“Oh my gosh,” I exclaimed, slamming on the brakes.
“What?!,” my husband asked, slightly alarmed.
“I just had this awful vision of my trail running shoes sitting in my closet at home.”
Andrew and I were staying at a cabin in Coldwater Gardens the night before the Bear Bait ultra trail race in north Milton a few weeks ago.
I had meticulously packed my gear since I wouldn’t be coming from home and I was meeting my friend, Crazy Amy, at Bear Lake at 5:30am the next morning.
Several pairs of socks, multiple layers and changes of clothing depending on the weather, hydration pack, hat, headlamp, snacks, first aid kit, Advil, watch, phone, headphones were all packed in my car. I thought I was prepared. I had packed everything but the kitchen sink it seemed.
Except that I hadn’t.
The very one item that I absolutely could not run without was my shoes. Go figure.
All I had with me was a pair of flip flops and slip on casual loafers. Neither was a serious option for running on the trails, through the woods and muck. I suppose if push came to shove, I could have attempted to run in my socks.
Defeated and bummed, off we headed for the over hour ride back home. Sure enough, there were my shoes sitting proudly in my closet.
I decided to cut my losses and just spend the night at home, getting up at 3am for the race.
Bear Bait was going to be Crazy Amy’s and my first 50 mile ultra trail race to celebrate our 50th birthdays the month before.
As it turned out, December was crazy for both of us (including my couple of trips to Virginia for my mom’s surgery) and we did not have the time to train as much as we should have.
So, we made the executive decision to back down our distance to a “mere” 25K or 16 miles. Easy peasy.
Sometimes grand plans aren’t always the most practical in reality.
For example, some clients meet with us and want to maintain mega control over the disposition of their money and assets from the grave. Of course, that’s their prerogative. After all, it’s their money, but when the options are explored further, the mechanisms and costs associated with such control are not worth the headaches and extra expense.
So, too with our ultra trail race preparation. 50 miles sounded great in theory but the actual amount of training and commitment that is required to adequately prepare for such a distance without getting injured was more than we were willing to invest this time around.
And I was fine with the decision to drop down our distance. I didn’t consider it a defeat or giving up in any way. It was the right decision for us based on current circumstances. And let me tell you, I enjoyed the race a heck of a lot more finishing in three hours, fifteen minutes, rather than the projected twelve hours.
Crazy Amy and I are exploring our race options for this year. I can’t say I’m yet committed to training for another ultra race (any distance over a marathon distance) but who knows. Anything goes when Crazy Amy is involved!
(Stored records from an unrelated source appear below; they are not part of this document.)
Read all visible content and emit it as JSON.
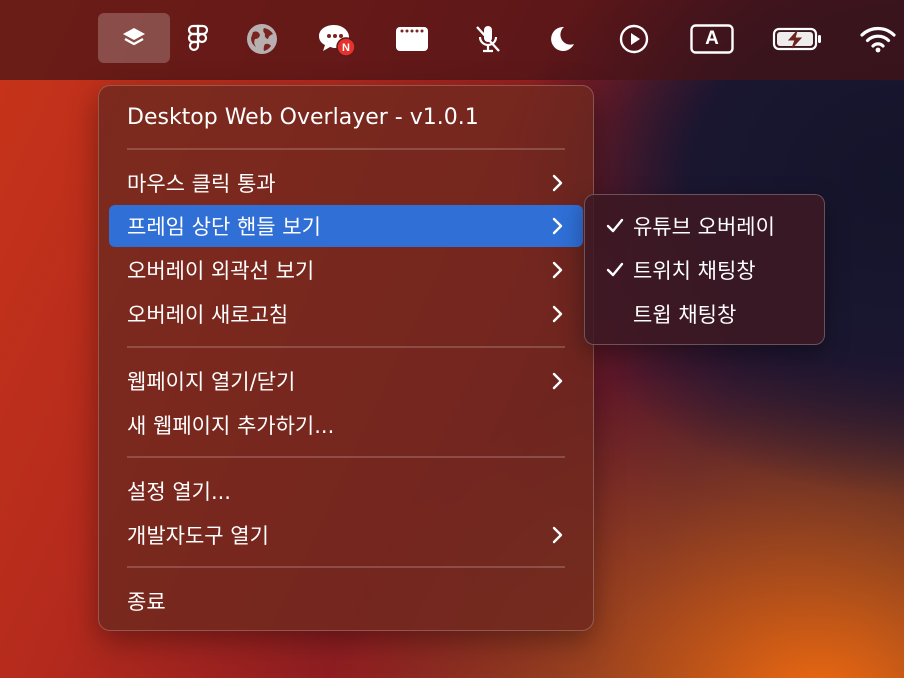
{
  "menubar": {
    "icons": [
      {
        "name": "layers-icon",
        "active": true
      },
      {
        "name": "figma-icon"
      },
      {
        "name": "globe-icon"
      },
      {
        "name": "messages-badge-icon",
        "badge": "N"
      },
      {
        "name": "window-icon"
      },
      {
        "name": "mic-muted-icon"
      },
      {
        "name": "moon-icon"
      },
      {
        "name": "play-circle-icon"
      },
      {
        "name": "input-source-icon",
        "label": "A"
      },
      {
        "name": "battery-charging-icon"
      },
      {
        "name": "wifi-icon"
      }
    ]
  },
  "menu": {
    "title": "Desktop Web Overlayer - v1.0.1",
    "items": [
      {
        "label": "마우스 클릭 통과",
        "submenu": true
      },
      {
        "label": "프레임 상단 핸들 보기",
        "submenu": true,
        "highlighted": true
      },
      {
        "label": "오버레이 외곽선 보기",
        "submenu": true
      },
      {
        "label": "오버레이 새로고침",
        "submenu": true
      },
      {
        "label": "웹페이지 열기/닫기",
        "submenu": true
      },
      {
        "label": "새 웹페이지 추가하기...",
        "submenu": false
      },
      {
        "label": "설정 열기...",
        "submenu": false
      },
      {
        "label": "개발자도구 열기",
        "submenu": true
      },
      {
        "label": "종료",
        "submenu": false
      }
    ]
  },
  "submenu": {
    "items": [
      {
        "label": "유튜브 오버레이",
        "checked": true
      },
      {
        "label": "트위치 채팅창",
        "checked": true
      },
      {
        "label": "트윕 채팅창",
        "checked": false
      }
    ]
  },
  "colors": {
    "highlight": "#2f6fd6",
    "badge": "#e5322d"
  }
}
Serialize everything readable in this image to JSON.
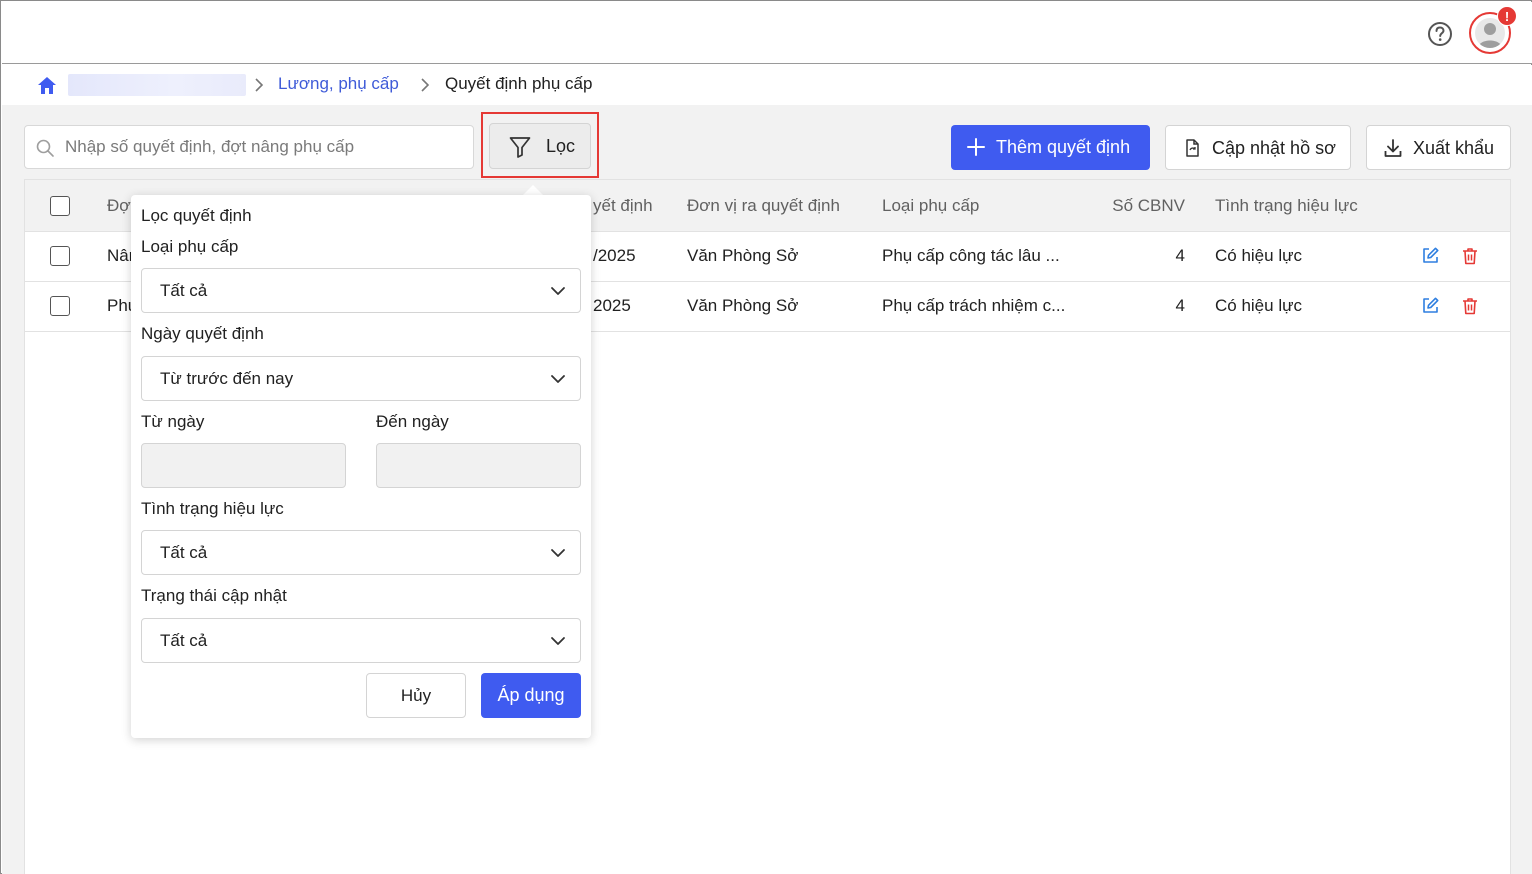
{
  "breadcrumb": {
    "link": "Lương, phụ cấp",
    "current": "Quyết định phụ cấp"
  },
  "notification_badge": "!",
  "toolbar": {
    "search_placeholder": "Nhập số quyết định, đợt nâng phụ cấp",
    "filter_label": "Lọc",
    "add_label": "Thêm quyết định",
    "update_label": "Cập nhật hồ sơ",
    "export_label": "Xuất khẩu"
  },
  "table": {
    "columns": {
      "batch": "Đợt",
      "date": "yết định",
      "unit": "Đơn vị ra quyết định",
      "type": "Loại phụ cấp",
      "count": "Số CBNV",
      "status": "Tình trạng hiệu lực"
    },
    "rows": [
      {
        "batch": "Nân",
        "date": "/2025",
        "unit": "Văn Phòng Sở",
        "type": "Phụ cấp công tác lâu ...",
        "count": "4",
        "status": "Có hiệu lực"
      },
      {
        "batch": "Phụ",
        "date": "2025",
        "unit": "Văn Phòng Sở",
        "type": "Phụ cấp trách nhiệm c...",
        "count": "4",
        "status": "Có hiệu lực"
      }
    ]
  },
  "filter_panel": {
    "title": "Lọc quyết định",
    "allowance_type_label": "Loại phụ cấp",
    "allowance_type_value": "Tất cả",
    "decision_date_label": "Ngày quyết định",
    "decision_date_value": "Từ trước đến nay",
    "from_date_label": "Từ ngày",
    "to_date_label": "Đến ngày",
    "validity_label": "Tình trạng hiệu lực",
    "validity_value": "Tất cả",
    "update_status_label": "Trạng thái cập nhật",
    "update_status_value": "Tất cả",
    "cancel_label": "Hủy",
    "apply_label": "Áp dụng"
  },
  "colors": {
    "primary": "#3f5bf0",
    "link": "#3f5bd8",
    "danger": "#e53935",
    "edit_icon": "#2f7fe0"
  }
}
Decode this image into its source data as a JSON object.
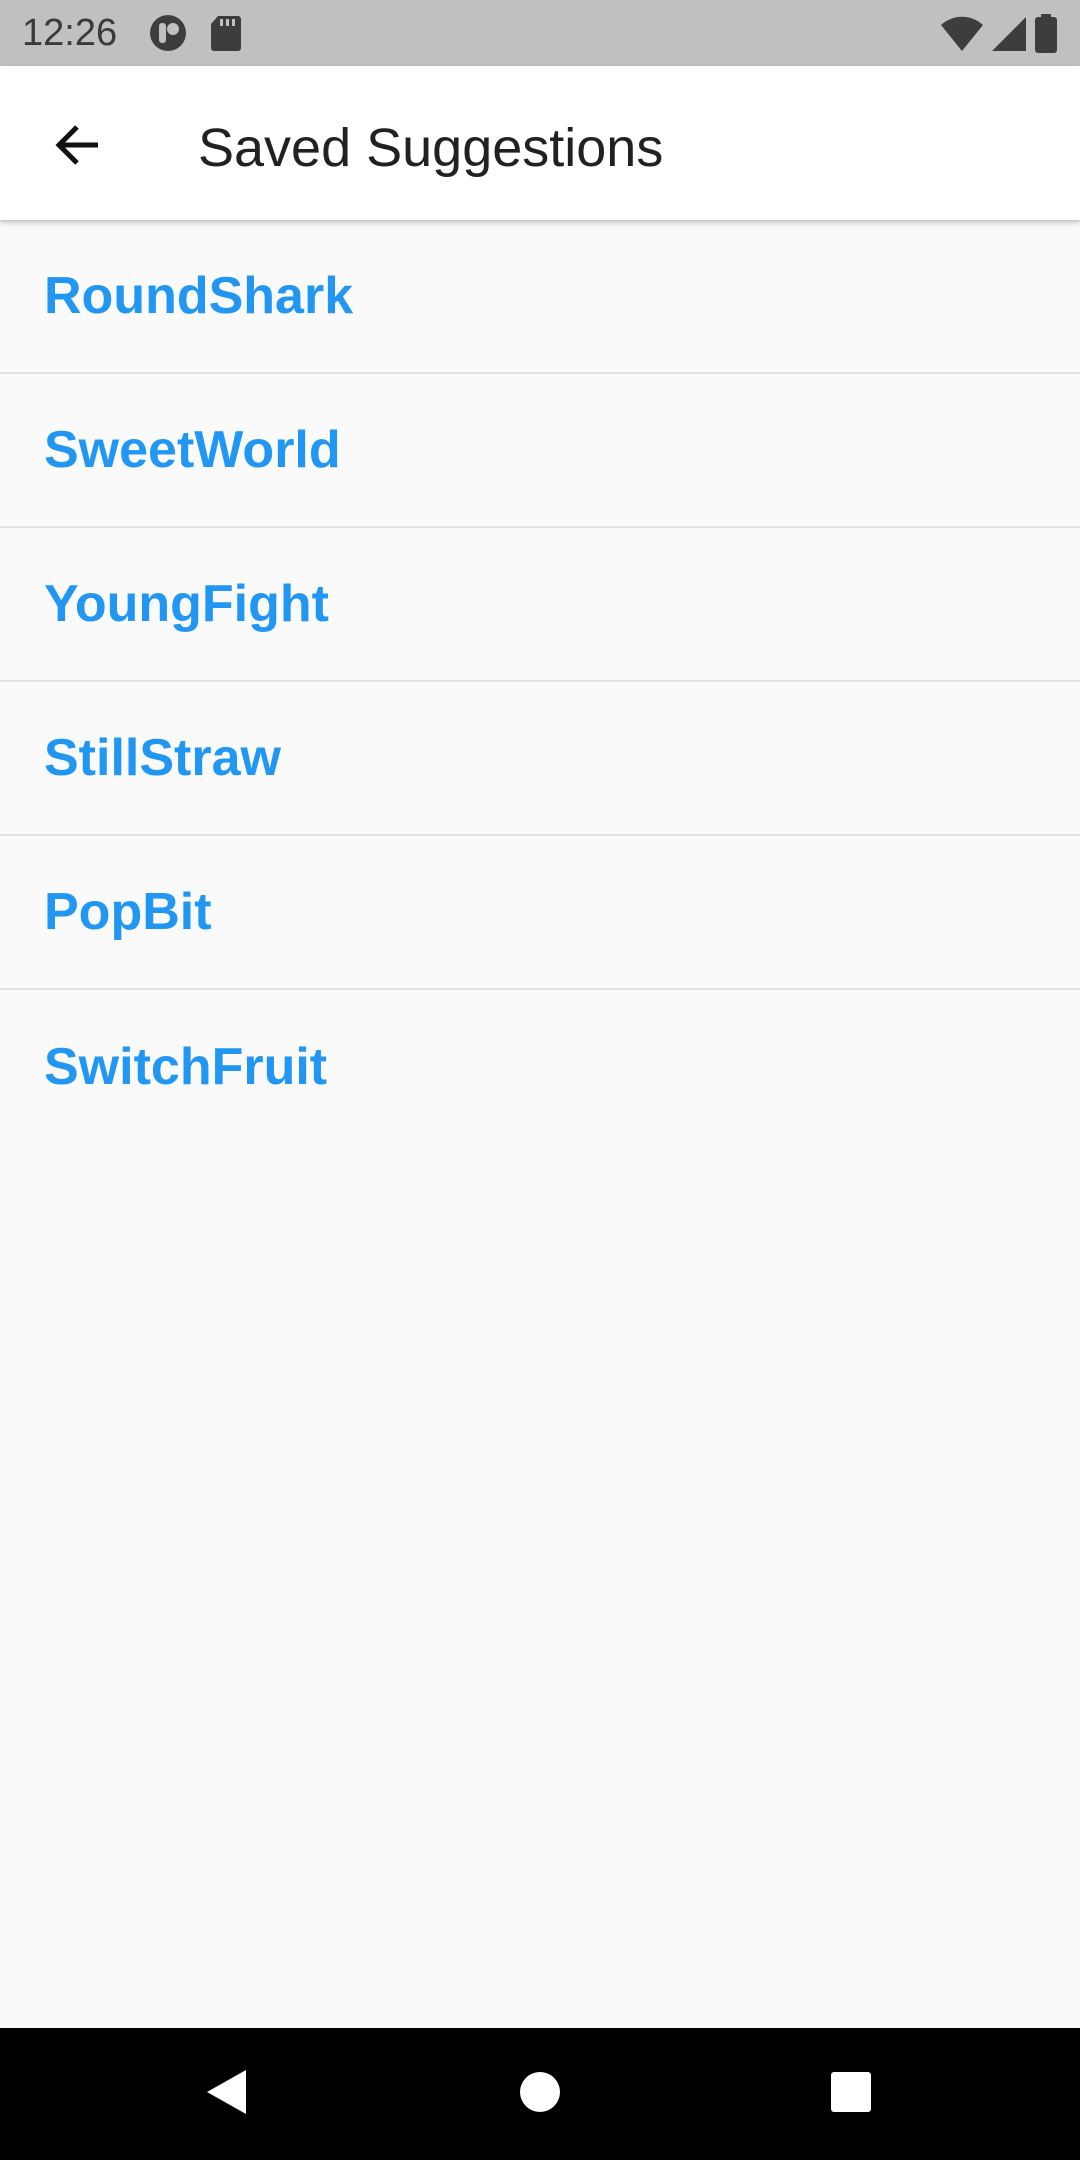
{
  "status_bar": {
    "time": "12:26",
    "left_icons": [
      "notification-app-icon",
      "sd-card-icon"
    ],
    "right_icons": [
      "wifi-icon",
      "cellular-signal-icon",
      "battery-icon"
    ]
  },
  "app_bar": {
    "title": "Saved Suggestions",
    "back_icon": "arrow-back-icon"
  },
  "saved_list": {
    "items": [
      {
        "label": "RoundShark"
      },
      {
        "label": "SweetWorld"
      },
      {
        "label": "YoungFight"
      },
      {
        "label": "StillStraw"
      },
      {
        "label": "PopBit"
      },
      {
        "label": "SwitchFruit"
      }
    ]
  },
  "nav_bar": {
    "buttons": [
      "nav-back-icon",
      "nav-home-icon",
      "nav-recents-icon"
    ]
  },
  "colors": {
    "status_bar_bg": "#c0c0c0",
    "app_bar_bg": "#ffffff",
    "list_text": "#2196f3",
    "page_bg": "#fafafa",
    "nav_bar_bg": "#000000"
  }
}
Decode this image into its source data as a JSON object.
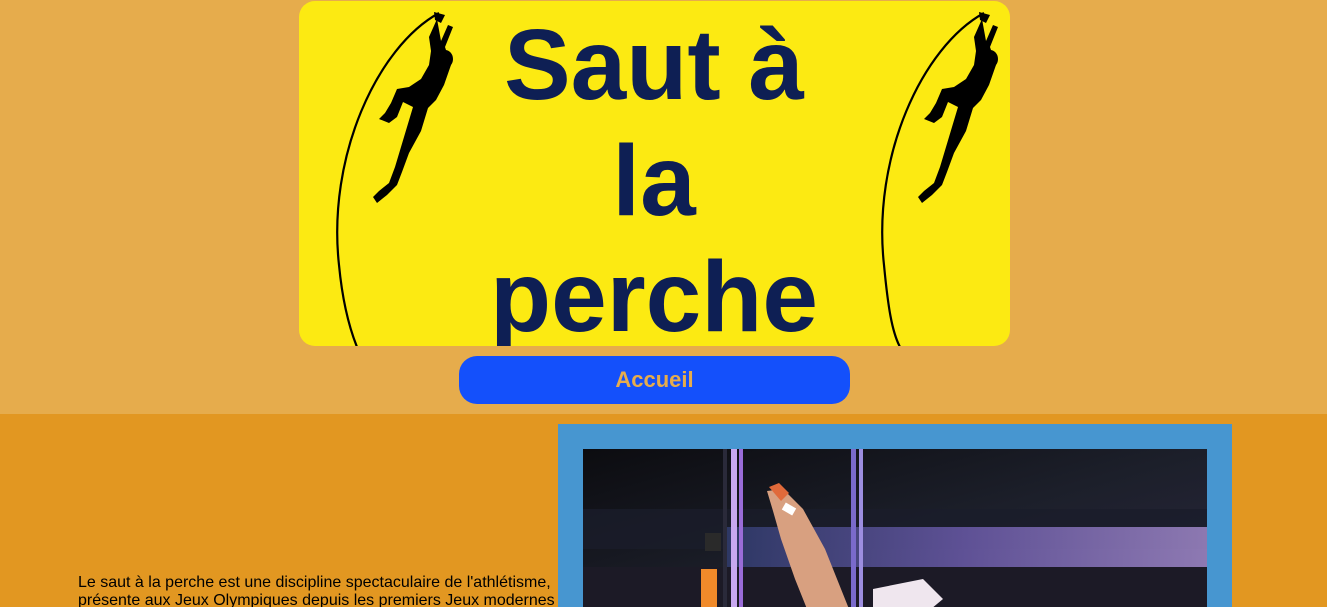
{
  "header": {
    "title": "Saut à la perche",
    "title_color": "#0e1f54",
    "banner_color": "#fcea12"
  },
  "nav": {
    "home_label": "Accueil",
    "button_color": "#1450fb"
  },
  "main": {
    "intro_text": "Le saut à la perche est une discipline spectaculaire de l'athlétisme, présente aux Jeux Olympiques depuis les premiers Jeux modernes",
    "photo_frame_color": "#4796d0"
  },
  "colors": {
    "page_bg": "#e6ac4c",
    "content_bg": "#e29721"
  },
  "icons": {
    "banner_left": "pole-vaulter-icon",
    "banner_right": "pole-vaulter-icon"
  }
}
Kristen “Not Afraid to Cut Her Losses” Marks
P.S. Give our office a buzz if you’re ready to explore your Legacy Estate Planning options or you may schedule your consultation here using our online booking calendar. 850-439-1191